**Activity**
Exactly what is written in the records below should be returned, minus the images.

**Dataset records**
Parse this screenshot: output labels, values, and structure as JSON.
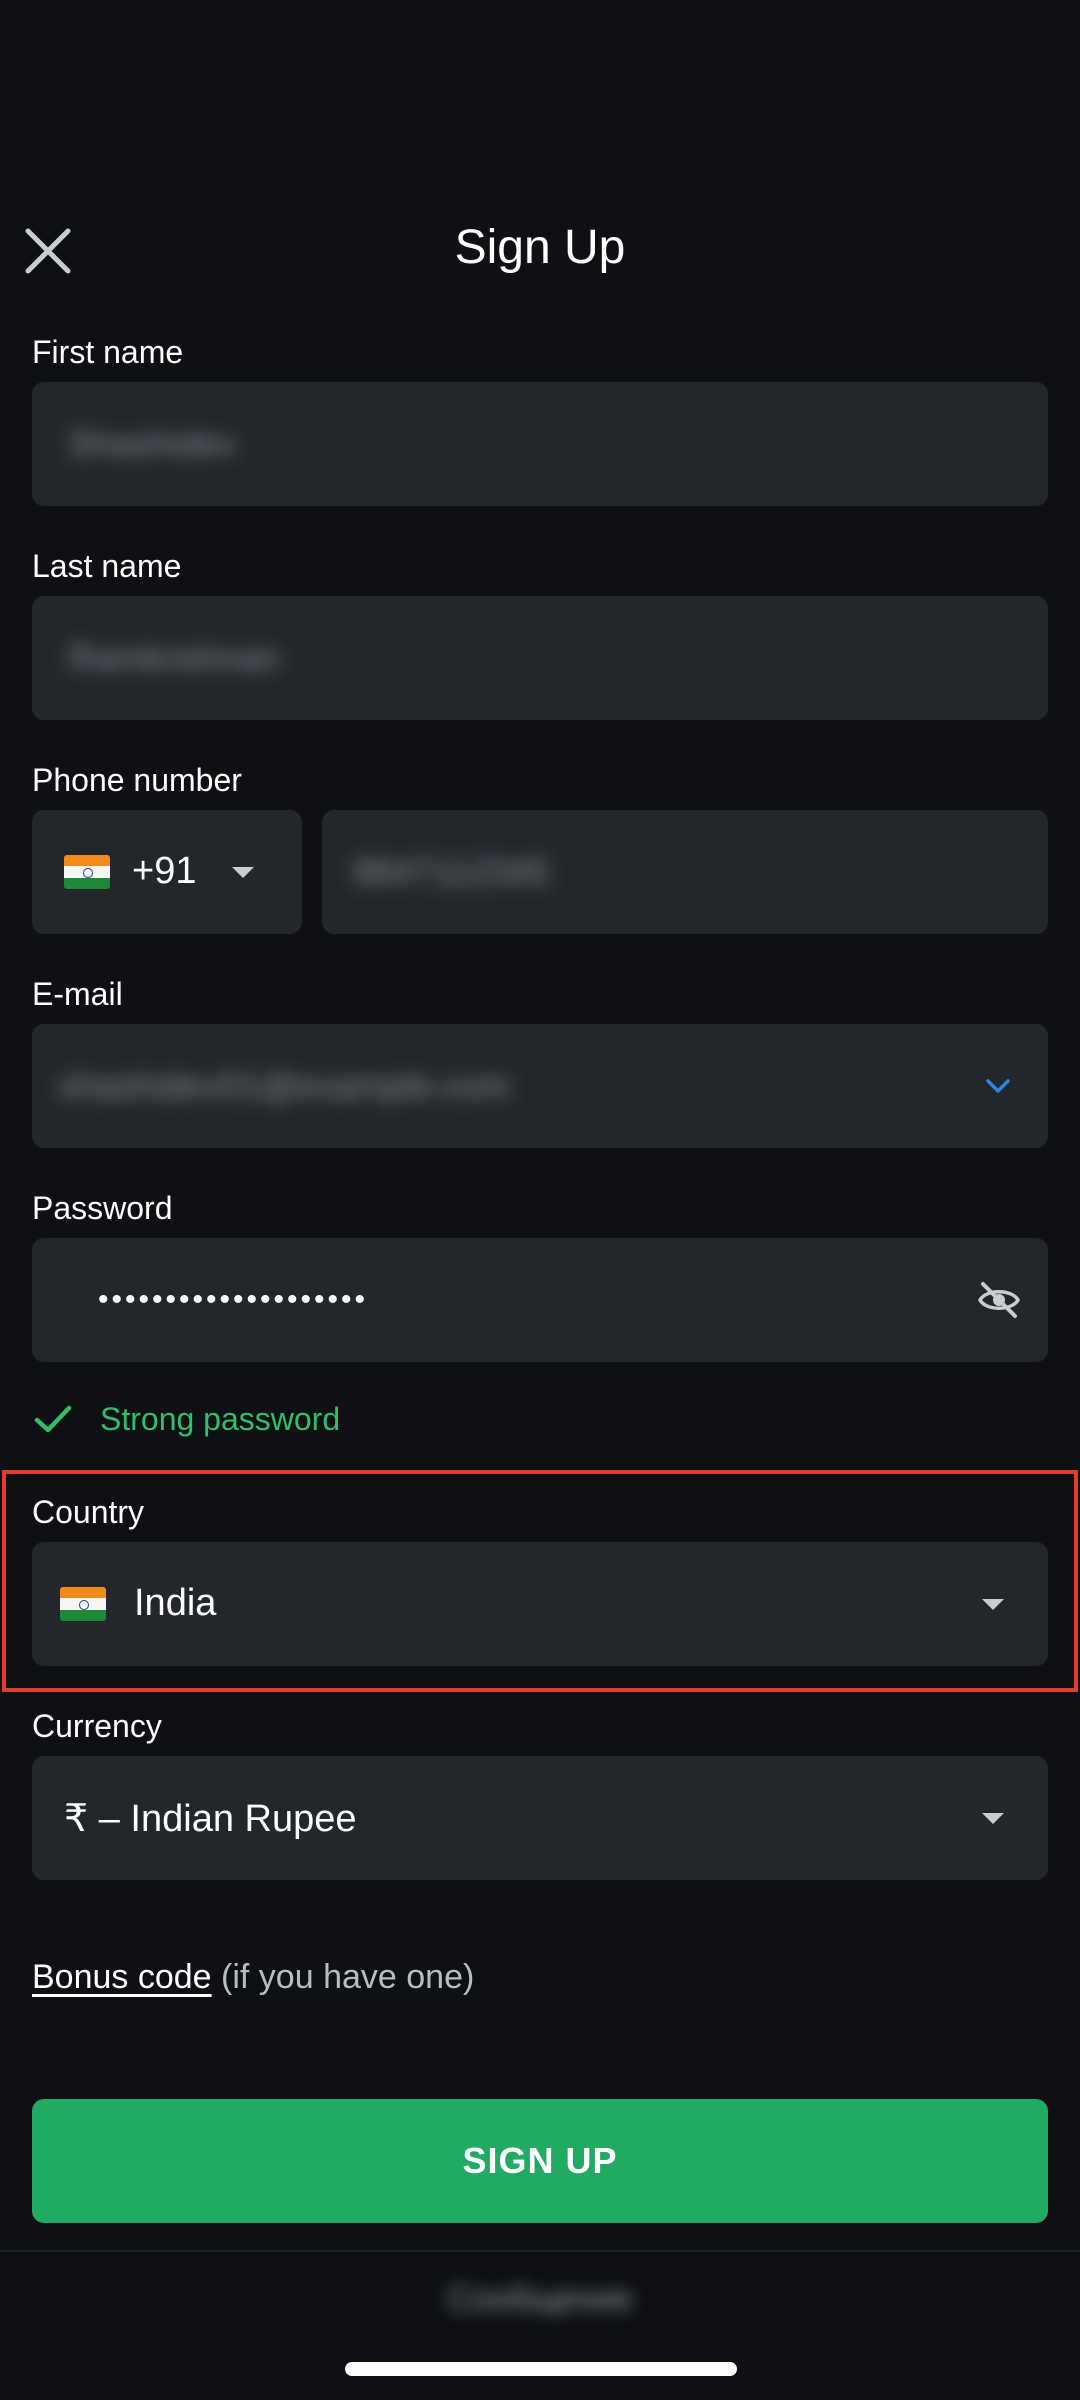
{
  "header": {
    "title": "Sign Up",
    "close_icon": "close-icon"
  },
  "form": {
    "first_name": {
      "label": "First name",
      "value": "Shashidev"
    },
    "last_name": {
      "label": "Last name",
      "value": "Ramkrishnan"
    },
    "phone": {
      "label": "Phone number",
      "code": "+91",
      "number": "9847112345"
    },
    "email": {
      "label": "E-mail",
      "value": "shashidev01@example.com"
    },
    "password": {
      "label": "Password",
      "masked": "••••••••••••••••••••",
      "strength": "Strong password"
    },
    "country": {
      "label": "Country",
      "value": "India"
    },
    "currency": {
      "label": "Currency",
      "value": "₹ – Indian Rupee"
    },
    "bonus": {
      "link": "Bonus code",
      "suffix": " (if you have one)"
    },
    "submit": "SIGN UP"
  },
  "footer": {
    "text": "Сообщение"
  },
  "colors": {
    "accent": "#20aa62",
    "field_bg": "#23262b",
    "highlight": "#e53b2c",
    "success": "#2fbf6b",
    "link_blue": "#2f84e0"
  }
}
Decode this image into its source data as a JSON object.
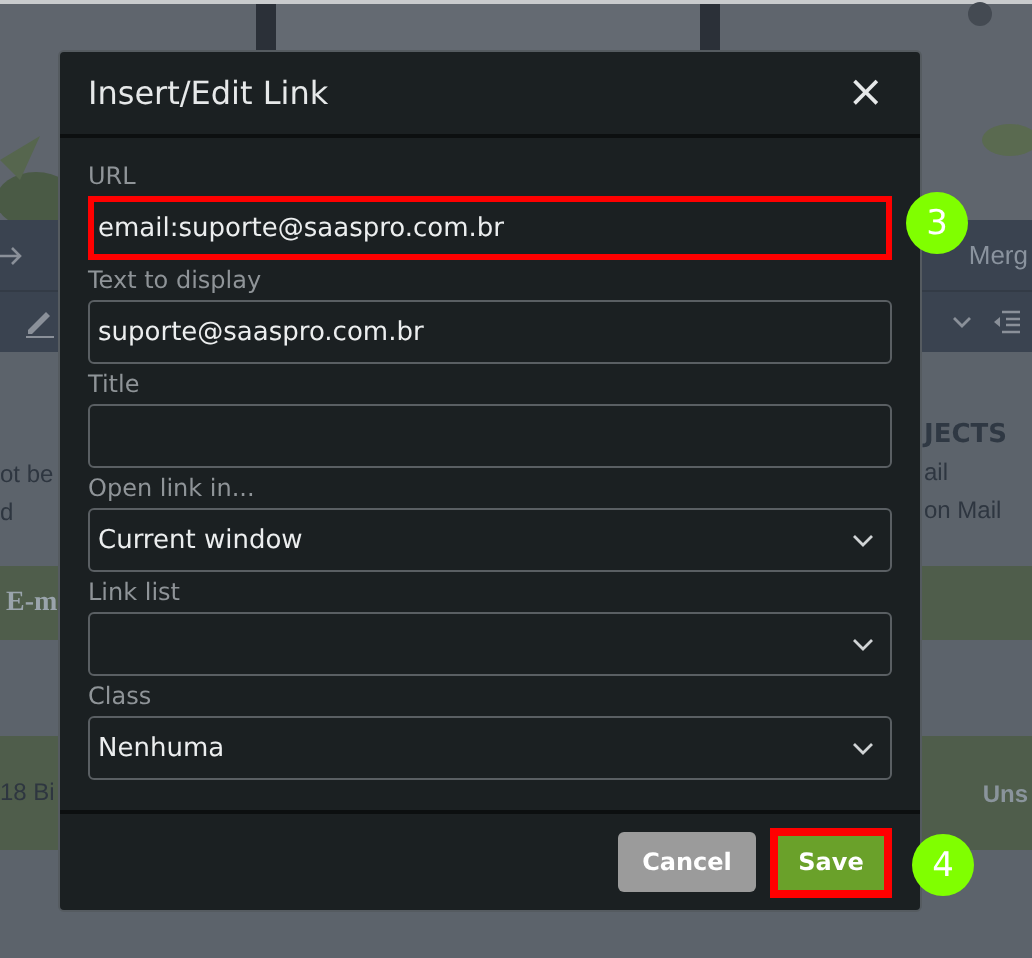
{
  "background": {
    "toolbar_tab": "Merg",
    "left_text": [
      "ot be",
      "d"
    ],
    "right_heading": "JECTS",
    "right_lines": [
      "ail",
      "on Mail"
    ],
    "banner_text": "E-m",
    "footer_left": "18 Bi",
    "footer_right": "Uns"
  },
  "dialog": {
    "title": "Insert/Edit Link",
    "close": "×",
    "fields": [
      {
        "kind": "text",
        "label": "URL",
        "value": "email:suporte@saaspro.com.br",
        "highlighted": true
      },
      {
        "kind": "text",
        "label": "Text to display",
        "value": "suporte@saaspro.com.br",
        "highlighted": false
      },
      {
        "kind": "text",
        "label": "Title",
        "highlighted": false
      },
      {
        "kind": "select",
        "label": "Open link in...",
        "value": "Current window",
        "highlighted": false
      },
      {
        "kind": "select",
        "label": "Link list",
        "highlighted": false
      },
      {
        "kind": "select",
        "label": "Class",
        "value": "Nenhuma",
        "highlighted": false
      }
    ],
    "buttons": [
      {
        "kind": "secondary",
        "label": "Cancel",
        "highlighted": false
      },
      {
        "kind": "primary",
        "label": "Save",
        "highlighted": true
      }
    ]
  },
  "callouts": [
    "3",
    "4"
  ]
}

**The answer**
Parse this screenshot: output labels, values, and structure as JSON.
{
  "header": {
    "title": "Sign Up",
    "close_icon": "close-icon"
  },
  "form": {
    "first_name": {
      "label": "First name",
      "value": "Shashidev"
    },
    "last_name": {
      "label": "Last name",
      "value": "Ramkrishnan"
    },
    "phone": {
      "label": "Phone number",
      "code": "+91",
      "number": "9847112345"
    },
    "email": {
      "label": "E-mail",
      "value": "shashidev01@example.com"
    },
    "password": {
      "label": "Password",
      "masked": "••••••••••••••••••••",
      "strength": "Strong password"
    },
    "country": {
      "label": "Country",
      "value": "India"
    },
    "currency": {
      "label": "Currency",
      "value": "₹ – Indian Rupee"
    },
    "bonus": {
      "link": "Bonus code",
      "suffix": " (if you have one)"
    },
    "submit": "SIGN UP"
  },
  "footer": {
    "text": "Сообщение"
  },
  "colors": {
    "accent": "#20aa62",
    "field_bg": "#23262b",
    "highlight": "#e53b2c",
    "success": "#2fbf6b",
    "link_blue": "#2f84e0"
  }
}
Decode this image into its source data as a JSON object.
{
  "background": {
    "toolbar_tab": "Merg",
    "left_text": [
      "ot be",
      "d"
    ],
    "right_heading": "JECTS",
    "right_lines": [
      "ail",
      "on Mail"
    ],
    "banner_text": "E-m",
    "footer_left": "18 Bi",
    "footer_right": "Uns"
  },
  "dialog": {
    "title": "Insert/Edit Link",
    "close": "×",
    "fields": [
      {
        "kind": "text",
        "label": "URL",
        "value": "email:suporte@saaspro.com.br",
        "highlighted": true
      },
      {
        "kind": "text",
        "label": "Text to display",
        "value": "suporte@saaspro.com.br",
        "highlighted": false
      },
      {
        "kind": "text",
        "label": "Title",
        "highlighted": false
      },
      {
        "kind": "select",
        "label": "Open link in...",
        "value": "Current window",
        "highlighted": false
      },
      {
        "kind": "select",
        "label": "Link list",
        "highlighted": false
      },
      {
        "kind": "select",
        "label": "Class",
        "value": "Nenhuma",
        "highlighted": false
      }
    ],
    "buttons": [
      {
        "kind": "secondary",
        "label": "Cancel",
        "highlighted": false
      },
      {
        "kind": "primary",
        "label": "Save",
        "highlighted": true
      }
    ]
  },
  "callouts": [
    "3",
    "4"
  ]
}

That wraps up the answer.